In the midst of the chaos, many residents stepped up to assist in a number of ways and faced the gruesome ordeal head-on.
“We came up the night before,” recalled Peter Richardson who was in Lunenburg when the tragedy struck. “I jumped aboard a boat and we came up here.”
“I didn’t know what to expect,” he said. “When we arrived here we started seeing debris in the water and as we got closer it was just a carpet of debris.”
“Anything that would float was floating.”
The aircraft was reduced to shrapnel. Over one million pieces of it would later be recovered.
WATCH: In the midst of the chaos of the Swiss Flight 111 flight crashing 20 years ago, many residents stepped up to assist first responders, who were forced to tackle the ordeal head on. Jeremy Keefe has more.
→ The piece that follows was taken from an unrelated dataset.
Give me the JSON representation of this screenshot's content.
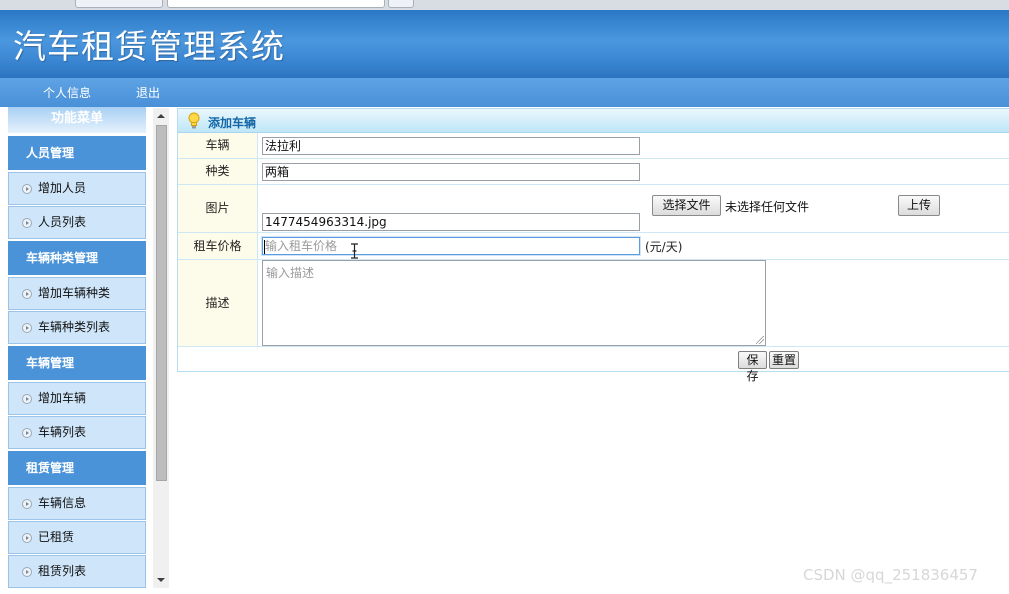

But just hours after the crash, Richardson and others, better suited to pulling fish from the water than anything else, were soon removing far more disturbing things from the sea.
“We were pulling in body parts,” he explained.
“The first thing we brought aboard was a man’s thigh and we had nothing to put it in so we put it in a fire bucket.”
“We had to walk by that, you know, until they came around and gave us bags.”
Now 20 years later Richardson has relocated to Peggy’s Cove.
The haunting scene of the tragedy is where he makes his living, running a tour boat company, an inn and a food truck.
He is a good ambassador for the village and is kept especially busy during tourist season but the memories of the days following the Swissair disaster are ones he’ll likely never forget.
“It was devastating to see all that,” he said.
“I was talking to a guy who was in the Vietnam War and he said ‘we just ran by that stuff, you guys had to actually pick it up and put it away,’” Richardson explained.
Initially, Richardson said, the authorities asked all small vessels to leave the area before calling them back to the water shortly thereafter to assist with the recovery.
John Campbell owned a whale watching company when the crash occurred and wasted little time before attempting to help in any way possible.
“The four of us headed out probably about a half hour after we heard about it,” he explained.
“Which I think was less than an hour after it happened.”
WATCH: Vic Gerden on the investigation into SwissAir Flight 111
Almost immediately Campbell was told by the RCMP they would be commandeering his boat, which they did for the next five days.
As the owner of The Sou’Wester, the restaurant located in the parking lot overlooking the lighthouse, Campbell was needed much more on land.
“They had a command centre, they were setting that up,” Campbell explained of what his restaurant was transformed into for the following week. “Helicopter pads all on the property here so I stayed in and helped co-ordinate the boat and the restaurant.”
“It was co-ordination of whatever they asked,” he recalled.
“At one point they needed phone lines, fax machines, the communication of where people could set things up.”
Within a day of the crash, Campbell remembers families of the victims arriving.
He helped in locating places they could stay at the time but it wasn’t until years later that he was able to do something for them that he himself found a great sense of relief in.
“I was hired by the insurance company of Swissair to take family members out to spread ashes,” he said of excursions he went on for two years following the incident.”
“It was almost therapeutic, to be honest,” he said. “It was very rewarding and I was glad to be part of that.”